MATERIAL TO PROCESS section start

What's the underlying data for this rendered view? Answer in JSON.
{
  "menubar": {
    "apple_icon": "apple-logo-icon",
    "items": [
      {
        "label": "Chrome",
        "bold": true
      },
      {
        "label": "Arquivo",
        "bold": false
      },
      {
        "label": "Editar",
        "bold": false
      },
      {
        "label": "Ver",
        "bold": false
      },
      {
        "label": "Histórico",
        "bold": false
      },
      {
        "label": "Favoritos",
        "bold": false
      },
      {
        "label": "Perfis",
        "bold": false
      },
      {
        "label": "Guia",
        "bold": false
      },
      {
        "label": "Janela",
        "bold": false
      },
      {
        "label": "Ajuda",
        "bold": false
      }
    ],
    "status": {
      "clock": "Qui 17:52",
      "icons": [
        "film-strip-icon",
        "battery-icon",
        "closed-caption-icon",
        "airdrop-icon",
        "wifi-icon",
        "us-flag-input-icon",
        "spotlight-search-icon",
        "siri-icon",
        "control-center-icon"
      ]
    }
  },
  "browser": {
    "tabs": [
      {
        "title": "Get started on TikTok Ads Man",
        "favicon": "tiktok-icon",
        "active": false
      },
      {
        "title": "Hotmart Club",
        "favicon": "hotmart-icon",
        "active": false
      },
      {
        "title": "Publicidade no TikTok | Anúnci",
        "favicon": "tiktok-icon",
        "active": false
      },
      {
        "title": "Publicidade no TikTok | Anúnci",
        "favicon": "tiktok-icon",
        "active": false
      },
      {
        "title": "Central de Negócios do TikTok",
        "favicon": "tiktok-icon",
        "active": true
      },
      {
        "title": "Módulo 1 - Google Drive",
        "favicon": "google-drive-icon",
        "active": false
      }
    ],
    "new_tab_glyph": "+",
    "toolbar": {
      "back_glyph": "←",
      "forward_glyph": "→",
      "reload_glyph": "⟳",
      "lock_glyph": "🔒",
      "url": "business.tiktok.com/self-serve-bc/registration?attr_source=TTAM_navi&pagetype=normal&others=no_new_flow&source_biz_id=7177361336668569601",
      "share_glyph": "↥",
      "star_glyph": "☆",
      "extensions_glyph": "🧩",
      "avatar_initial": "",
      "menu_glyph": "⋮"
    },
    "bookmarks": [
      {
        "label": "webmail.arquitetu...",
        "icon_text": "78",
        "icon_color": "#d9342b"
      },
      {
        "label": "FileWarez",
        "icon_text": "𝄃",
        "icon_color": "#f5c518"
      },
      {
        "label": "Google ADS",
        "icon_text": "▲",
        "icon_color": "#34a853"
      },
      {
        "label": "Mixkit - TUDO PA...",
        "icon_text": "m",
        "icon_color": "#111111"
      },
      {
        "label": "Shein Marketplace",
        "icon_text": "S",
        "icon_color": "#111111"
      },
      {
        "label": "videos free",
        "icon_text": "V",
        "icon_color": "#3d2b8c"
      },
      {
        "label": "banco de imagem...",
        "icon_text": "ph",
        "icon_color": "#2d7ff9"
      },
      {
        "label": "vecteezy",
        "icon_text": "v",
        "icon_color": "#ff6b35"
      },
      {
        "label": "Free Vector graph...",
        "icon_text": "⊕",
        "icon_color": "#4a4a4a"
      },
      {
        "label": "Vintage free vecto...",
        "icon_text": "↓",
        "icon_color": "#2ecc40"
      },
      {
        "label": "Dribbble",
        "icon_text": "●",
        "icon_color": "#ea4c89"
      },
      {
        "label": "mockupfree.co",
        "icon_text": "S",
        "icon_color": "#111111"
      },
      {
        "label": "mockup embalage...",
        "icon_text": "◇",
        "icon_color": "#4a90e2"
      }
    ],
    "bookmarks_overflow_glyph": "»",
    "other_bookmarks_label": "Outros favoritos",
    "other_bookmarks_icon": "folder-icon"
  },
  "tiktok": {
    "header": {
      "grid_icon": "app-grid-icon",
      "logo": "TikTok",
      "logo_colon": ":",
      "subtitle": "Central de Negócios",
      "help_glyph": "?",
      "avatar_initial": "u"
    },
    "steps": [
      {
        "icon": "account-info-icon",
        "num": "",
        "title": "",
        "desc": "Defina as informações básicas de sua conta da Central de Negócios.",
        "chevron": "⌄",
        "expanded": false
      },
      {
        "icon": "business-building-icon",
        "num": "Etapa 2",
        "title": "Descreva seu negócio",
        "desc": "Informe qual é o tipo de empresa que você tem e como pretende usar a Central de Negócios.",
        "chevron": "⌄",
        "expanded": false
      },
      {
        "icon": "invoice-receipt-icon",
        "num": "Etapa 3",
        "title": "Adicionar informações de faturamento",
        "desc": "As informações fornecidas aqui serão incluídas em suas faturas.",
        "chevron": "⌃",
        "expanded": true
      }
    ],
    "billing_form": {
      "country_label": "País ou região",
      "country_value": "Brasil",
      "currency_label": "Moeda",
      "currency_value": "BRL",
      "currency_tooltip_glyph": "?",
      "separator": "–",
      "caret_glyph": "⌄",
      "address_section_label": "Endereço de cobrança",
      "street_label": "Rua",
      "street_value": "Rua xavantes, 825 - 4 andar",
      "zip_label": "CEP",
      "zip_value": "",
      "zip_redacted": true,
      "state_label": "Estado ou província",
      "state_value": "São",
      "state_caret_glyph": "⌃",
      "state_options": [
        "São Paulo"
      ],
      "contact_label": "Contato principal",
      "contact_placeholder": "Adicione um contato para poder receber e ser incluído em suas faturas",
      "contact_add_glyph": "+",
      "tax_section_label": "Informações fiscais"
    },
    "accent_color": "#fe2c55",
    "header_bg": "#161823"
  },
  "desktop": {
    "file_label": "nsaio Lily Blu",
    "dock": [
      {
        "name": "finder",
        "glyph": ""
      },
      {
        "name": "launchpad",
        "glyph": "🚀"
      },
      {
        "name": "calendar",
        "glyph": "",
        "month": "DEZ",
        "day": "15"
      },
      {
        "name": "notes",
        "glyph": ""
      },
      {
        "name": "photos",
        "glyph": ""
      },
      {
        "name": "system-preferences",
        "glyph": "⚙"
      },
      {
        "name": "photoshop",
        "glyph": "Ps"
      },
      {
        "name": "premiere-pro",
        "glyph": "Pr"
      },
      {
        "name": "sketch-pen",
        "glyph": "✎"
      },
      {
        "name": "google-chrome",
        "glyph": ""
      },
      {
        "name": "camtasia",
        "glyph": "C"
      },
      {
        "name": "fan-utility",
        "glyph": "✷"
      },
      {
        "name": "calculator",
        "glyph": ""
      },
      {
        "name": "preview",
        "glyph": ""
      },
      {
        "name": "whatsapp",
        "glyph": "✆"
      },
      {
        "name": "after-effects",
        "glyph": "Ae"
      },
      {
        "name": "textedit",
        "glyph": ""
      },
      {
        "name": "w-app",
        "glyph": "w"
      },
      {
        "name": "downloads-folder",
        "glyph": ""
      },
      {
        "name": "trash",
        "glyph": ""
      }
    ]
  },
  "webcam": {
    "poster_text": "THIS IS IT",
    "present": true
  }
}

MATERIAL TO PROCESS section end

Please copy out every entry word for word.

What's the underlying data for this rendered view? Answer in JSON.
{
  "menubar": {
    "apple_icon": "apple-logo-icon",
    "items": [
      {
        "label": "Chrome",
        "bold": true
      },
      {
        "label": "Arquivo",
        "bold": false
      },
      {
        "label": "Editar",
        "bold": false
      },
      {
        "label": "Ver",
        "bold": false
      },
      {
        "label": "Histórico",
        "bold": false
      },
      {
        "label": "Favoritos",
        "bold": false
      },
      {
        "label": "Perfis",
        "bold": false
      },
      {
        "label": "Guia",
        "bold": false
      },
      {
        "label": "Janela",
        "bold": false
      },
      {
        "label": "Ajuda",
        "bold": false
      }
    ],
    "status": {
      "clock": "Qui 17:52",
      "icons": [
        "film-strip-icon",
        "battery-icon",
        "closed-caption-icon",
        "airdrop-icon",
        "wifi-icon",
        "us-flag-input-icon",
        "spotlight-search-icon",
        "siri-icon",
        "control-center-icon"
      ]
    }
  },
  "browser": {
    "tabs": [
      {
        "title": "Get started on TikTok Ads Man",
        "favicon": "tiktok-icon",
        "active": false
      },
      {
        "title": "Hotmart Club",
        "favicon": "hotmart-icon",
        "active": false
      },
      {
        "title": "Publicidade no TikTok | Anúnci",
        "favicon": "tiktok-icon",
        "active": false
      },
      {
        "title": "Publicidade no TikTok | Anúnci",
        "favicon": "tiktok-icon",
        "active": false
      },
      {
        "title": "Central de Negócios do TikTok",
        "favicon": "tiktok-icon",
        "active": true
      },
      {
        "title": "Módulo 1 - Google Drive",
        "favicon": "google-drive-icon",
        "active": false
      }
    ],
    "new_tab_glyph": "+",
    "toolbar": {
      "back_glyph": "←",
      "forward_glyph": "→",
      "reload_glyph": "⟳",
      "lock_glyph": "🔒",
      "url": "business.tiktok.com/self-serve-bc/registration?attr_source=TTAM_navi&pagetype=normal&others=no_new_flow&source_biz_id=7177361336668569601",
      "share_glyph": "↥",
      "star_glyph": "☆",
      "extensions_glyph": "🧩",
      "avatar_initial": "",
      "menu_glyph": "⋮"
    },
    "bookmarks": [
      {
        "label": "webmail.arquitetu...",
        "icon_text": "78",
        "icon_color": "#d9342b"
      },
      {
        "label": "FileWarez",
        "icon_text": "𝄃",
        "icon_color": "#f5c518"
      },
      {
        "label": "Google ADS",
        "icon_text": "▲",
        "icon_color": "#34a853"
      },
      {
        "label": "Mixkit - TUDO PA...",
        "icon_text": "m",
        "icon_color": "#111111"
      },
      {
        "label": "Shein Marketplace",
        "icon_text": "S",
        "icon_color": "#111111"
      },
      {
        "label": "videos free",
        "icon_text": "V",
        "icon_color": "#3d2b8c"
      },
      {
        "label": "banco de imagem...",
        "icon_text": "ph",
        "icon_color": "#2d7ff9"
      },
      {
        "label": "vecteezy",
        "icon_text": "v",
        "icon_color": "#ff6b35"
      },
      {
        "label": "Free Vector graph...",
        "icon_text": "⊕",
        "icon_color": "#4a4a4a"
      },
      {
        "label": "Vintage free vecto...",
        "icon_text": "↓",
        "icon_color": "#2ecc40"
      },
      {
        "label": "Dribbble",
        "icon_text": "●",
        "icon_color": "#ea4c89"
      },
      {
        "label": "mockupfree.co",
        "icon_text": "S",
        "icon_color": "#111111"
      },
      {
        "label": "mockup embalage...",
        "icon_text": "◇",
        "icon_color": "#4a90e2"
      }
    ],
    "bookmarks_overflow_glyph": "»",
    "other_bookmarks_label": "Outros favoritos",
    "other_bookmarks_icon": "folder-icon"
  },
  "tiktok": {
    "header": {
      "grid_icon": "app-grid-icon",
      "logo": "TikTok",
      "logo_colon": ":",
      "subtitle": "Central de Negócios",
      "help_glyph": "?",
      "avatar_initial": "u"
    },
    "steps": [
      {
        "icon": "account-info-icon",
        "num": "",
        "title": "",
        "desc": "Defina as informações básicas de sua conta da Central de Negócios.",
        "chevron": "⌄",
        "expanded": false
      },
      {
        "icon": "business-building-icon",
        "num": "Etapa 2",
        "title": "Descreva seu negócio",
        "desc": "Informe qual é o tipo de empresa que você tem e como pretende usar a Central de Negócios.",
        "chevron": "⌄",
        "expanded": false
      },
      {
        "icon": "invoice-receipt-icon",
        "num": "Etapa 3",
        "title": "Adicionar informações de faturamento",
        "desc": "As informações fornecidas aqui serão incluídas em suas faturas.",
        "chevron": "⌃",
        "expanded": true
      }
    ],
    "billing_form": {
      "country_label": "País ou região",
      "country_value": "Brasil",
      "currency_label": "Moeda",
      "currency_value": "BRL",
      "currency_tooltip_glyph": "?",
      "separator": "–",
      "caret_glyph": "⌄",
      "address_section_label": "Endereço de cobrança",
      "street_label": "Rua",
      "street_value": "Rua xavantes, 825 - 4 andar",
      "zip_label": "CEP",
      "zip_value": "",
      "zip_redacted": true,
      "state_label": "Estado ou província",
      "state_value": "São",
      "state_caret_glyph": "⌃",
      "state_options": [
        "São Paulo"
      ],
      "contact_label": "Contato principal",
      "contact_placeholder": "Adicione um contato para poder receber e ser incluído em suas faturas",
      "contact_add_glyph": "+",
      "tax_section_label": "Informações fiscais"
    },
    "accent_color": "#fe2c55",
    "header_bg": "#161823"
  },
  "desktop": {
    "file_label": "nsaio Lily Blu",
    "dock": [
      {
        "name": "finder",
        "glyph": ""
      },
      {
        "name": "launchpad",
        "glyph": "🚀"
      },
      {
        "name": "calendar",
        "glyph": "",
        "month": "DEZ",
        "day": "15"
      },
      {
        "name": "notes",
        "glyph": ""
      },
      {
        "name": "photos",
        "glyph": ""
      },
      {
        "name": "system-preferences",
        "glyph": "⚙"
      },
      {
        "name": "photoshop",
        "glyph": "Ps"
      },
      {
        "name": "premiere-pro",
        "glyph": "Pr"
      },
      {
        "name": "sketch-pen",
        "glyph": "✎"
      },
      {
        "name": "google-chrome",
        "glyph": ""
      },
      {
        "name": "camtasia",
        "glyph": "C"
      },
      {
        "name": "fan-utility",
        "glyph": "✷"
      },
      {
        "name": "calculator",
        "glyph": ""
      },
      {
        "name": "preview",
        "glyph": ""
      },
      {
        "name": "whatsapp",
        "glyph": "✆"
      },
      {
        "name": "after-effects",
        "glyph": "Ae"
      },
      {
        "name": "textedit",
        "glyph": ""
      },
      {
        "name": "w-app",
        "glyph": "w"
      },
      {
        "name": "downloads-folder",
        "glyph": ""
      },
      {
        "name": "trash",
        "glyph": ""
      }
    ]
  },
  "webcam": {
    "poster_text": "THIS IS IT",
    "present": true
  }
}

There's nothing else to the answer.